If you dread the approach of Christmas, it might be because emotions typically run high. At this time, people don’t always make the choices they’d normally make at other times of year.
The traditional family meal is a prime moment to spot how people do things differently during the festive season when the pressure is on.
Home bias, an illusion of control, choice overload, and hindsight bias can all play a role for starters, as decisions must be made about everything from decorations to dessert.
In this year’s celebratory slideshow, you might recognise these “festive” feelings in someone among your family, your friends, or yourself.
Everyone’s Christmas is a little different, yet everyone always does Christmas exactly the right way. Typically, people prefer “their own”.
Illusion of control3
Yours may not resemble the Holy Family: things don’t go peacefully despite the best-laid plan (you might prefer a nativity scene).
So many festive items scream out for attention on the day that something dramatic on its own, like a cracker, may have little impact.
Many families go “multiple choice” on Christmas meals. But when there’s so much to choose from, we must take shortcuts to decide.
IKEA effect 6
When we make or cook something, even Christmas dinner, for ourselves it can taste so much better than when made by others.
Familiarity bias 7
And because we know the special recipes of our family Christmas so well, it’s only too easy to claim “mum’s is best”.
It’s easy to gorge on the day’s celebratory treats, from desserts to cheeses or chocolate, and worry about the diet later.
Feeling festive? A Christmas beverage is in order! But will you regret it tomorrow? You might say you knew better really.
Gift giving can be an uncomfortable experience if someone overspends on an item for one person, and others don't.
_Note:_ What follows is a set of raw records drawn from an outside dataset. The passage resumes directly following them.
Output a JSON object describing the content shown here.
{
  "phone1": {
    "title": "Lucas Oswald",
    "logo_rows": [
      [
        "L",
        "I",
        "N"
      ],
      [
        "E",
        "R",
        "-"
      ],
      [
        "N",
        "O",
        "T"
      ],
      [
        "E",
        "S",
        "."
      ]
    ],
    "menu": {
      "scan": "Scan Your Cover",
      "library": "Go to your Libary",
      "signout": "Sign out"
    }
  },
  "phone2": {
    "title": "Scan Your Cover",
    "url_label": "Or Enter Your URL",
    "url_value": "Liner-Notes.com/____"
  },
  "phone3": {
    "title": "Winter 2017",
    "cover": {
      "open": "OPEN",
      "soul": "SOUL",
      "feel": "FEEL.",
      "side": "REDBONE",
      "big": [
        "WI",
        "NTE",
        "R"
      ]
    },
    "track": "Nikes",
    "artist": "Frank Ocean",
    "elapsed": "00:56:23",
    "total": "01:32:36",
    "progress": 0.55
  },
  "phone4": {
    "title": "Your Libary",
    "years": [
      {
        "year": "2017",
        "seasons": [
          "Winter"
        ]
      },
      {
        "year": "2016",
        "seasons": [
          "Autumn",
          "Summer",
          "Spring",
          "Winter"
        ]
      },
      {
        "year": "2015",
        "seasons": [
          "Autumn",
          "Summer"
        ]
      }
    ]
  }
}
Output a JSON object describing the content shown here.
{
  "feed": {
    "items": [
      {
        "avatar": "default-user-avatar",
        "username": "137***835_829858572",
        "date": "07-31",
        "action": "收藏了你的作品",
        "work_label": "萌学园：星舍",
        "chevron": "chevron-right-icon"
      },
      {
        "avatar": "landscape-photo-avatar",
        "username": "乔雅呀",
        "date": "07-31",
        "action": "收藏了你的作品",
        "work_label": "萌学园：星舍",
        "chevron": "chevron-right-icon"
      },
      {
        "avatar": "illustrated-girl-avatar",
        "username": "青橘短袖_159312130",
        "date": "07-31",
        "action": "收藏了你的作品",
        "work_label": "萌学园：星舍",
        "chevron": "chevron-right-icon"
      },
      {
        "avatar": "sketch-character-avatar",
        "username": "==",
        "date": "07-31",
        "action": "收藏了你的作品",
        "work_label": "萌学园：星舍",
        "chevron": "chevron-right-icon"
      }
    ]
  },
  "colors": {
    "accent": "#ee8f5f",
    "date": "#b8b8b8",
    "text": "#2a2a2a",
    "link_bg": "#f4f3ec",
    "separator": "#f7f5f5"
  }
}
Post-Christmas sales are for a limited time only. But did we really need those bargain decorations or another cut-price jumper?